The Telecoms Office, first formed in 1993, was given regulator status last July. Powers it inherited under last year's Telecoms Law include issuing licences (taken over from the Telecoms Minstry) and price regulation (from the Finance Ministry). But the office's effectiveness, Luknár says, has been hampered by a lack of finances, technical equipment, skilled and experienced personnel, and an unclear division of powers with the Anti-Monopoly Office.
"Today I see many problems," he said in his office April 9. "We are at the beginning, our staff is not yet established enough to solve all the problems, and there are only a few of us. We need more people... I don't know where from. When you consider the salaries in the private sector, it is very difficult to find skilled and experienced technicians in the telecom field. We can only offer salaries which average 13,000 Slovak crowns ($270) per month."
According to a salary bench-marking survey for the year 2000 carried out by the HR firm Lugera & Makler, IT programmers in western Slovakia earn an average salary of 23,878 crowns, while IT managers make 30,475 crowns. The average Slovak salary last year was 11,400 crowns.
The result, said Boris Kostík, telecoms analyst at Bratislava brokerage house Slávia Capital, is that the office is impeded in properly regulating the sector. When Slovak Telecom was found to have broken the law after failing to remove 'frequency filters' from lines used exclusively for data transfers, making Internet use on the lines virtually impossible, it was the Association of Private Internet Providers (API) that discovered the violation.
"The Telecoms Office should have their own technicians and equipment to check such matters," Kostík said, adding that the office would be better off if it were truly independent and not funded by the state. "When you are financed by the state, why [would you try to] get better? There's no motivation. They don't get the revenues from licence sales, it all goes back to the state. A private company is motivated by control of their own finances. But there's no motivation for the Telecoms Office because it's not their money."
Luknár admitted as much. "We are financed by the Telecoms Ministry. I personally try to do my best to be independent. The ministry is a representative of the government, and, yes, I must confess there are some consultations between the ministry and us; because I have worked in this area for a long time, my experience is taken into consideration. But the ministry makes the final decisions. They have the right to make the decisions, because all the money earned by the Telecoms Office goes to the state budget. It's not our money."

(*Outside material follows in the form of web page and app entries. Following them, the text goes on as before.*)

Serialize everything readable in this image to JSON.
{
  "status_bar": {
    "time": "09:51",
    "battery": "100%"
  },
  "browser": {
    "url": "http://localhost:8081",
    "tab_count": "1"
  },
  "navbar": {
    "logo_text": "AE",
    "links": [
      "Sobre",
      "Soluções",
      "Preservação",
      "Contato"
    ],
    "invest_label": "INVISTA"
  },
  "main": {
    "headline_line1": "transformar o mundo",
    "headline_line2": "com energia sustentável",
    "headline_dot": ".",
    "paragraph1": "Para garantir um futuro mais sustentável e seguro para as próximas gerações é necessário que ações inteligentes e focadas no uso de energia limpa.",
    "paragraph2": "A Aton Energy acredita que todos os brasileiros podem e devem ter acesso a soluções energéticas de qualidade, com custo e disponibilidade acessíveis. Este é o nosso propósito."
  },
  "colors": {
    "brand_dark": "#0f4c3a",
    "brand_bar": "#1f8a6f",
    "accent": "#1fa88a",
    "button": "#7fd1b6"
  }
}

The ministry, for its part, says that they have been generous with their money. "All budget requests made by the Telecoms Office were accepted by the ministry," said ministry spokesperson Anna Ghannamová. "We are ready to support an increased budget next year if it is shown to be necessary. Maybe their own calculations were not correct, because the ministry gave them all they asked for."
Critics of the office say that its main shortcoming, financially caused or not, is inactivity. During the strife over the ST filters, the API criticised the office for "sitting with their legs crossed" while they should have been ensuring a fair market. "They have to be more involved," said the API's Marian Ďurkovič. "They have to make sure there are no abuses by the dominant players, and they have the power to do this."
Who has the power to do what, and when, are questions Luknár's office itself hasn't yet been able to answer. In the case of a monopoly violation, who rules? The Anti-Monopoly Office (PMÚ) or the telecoms market regulator? These are questions he has no clear answer to.
Presented with the criticism of inactivity yet again, Luknár sighs. "We have to consult on this with the PMÚ and come to a conclusion. We want to create a memorandum of understanding regarding our cooperation, because it seems our duties overlap sometimes. I am still making an analysis of how to improve our work."
Luknár promises change, and says he understands his office's critics. He just asks for patience while his office establishes itself. "We want to be more efficient and capable of mastering all the obligations of an independent regulator," he says.
Later, while driving to a meeting at the Telecoms Ministry, Luknár explains that in order to achieve this improvement, his office is planning a restructuring phase under a project funded by the EU's PHARE plan, and that he has sought advice from the Austrian and Danish telecom offices.
"We know that we must create fair market conditions," he continues as the car pauses in traffic amidst a steady rain. "This year is very critical for us. We need to be better prepared."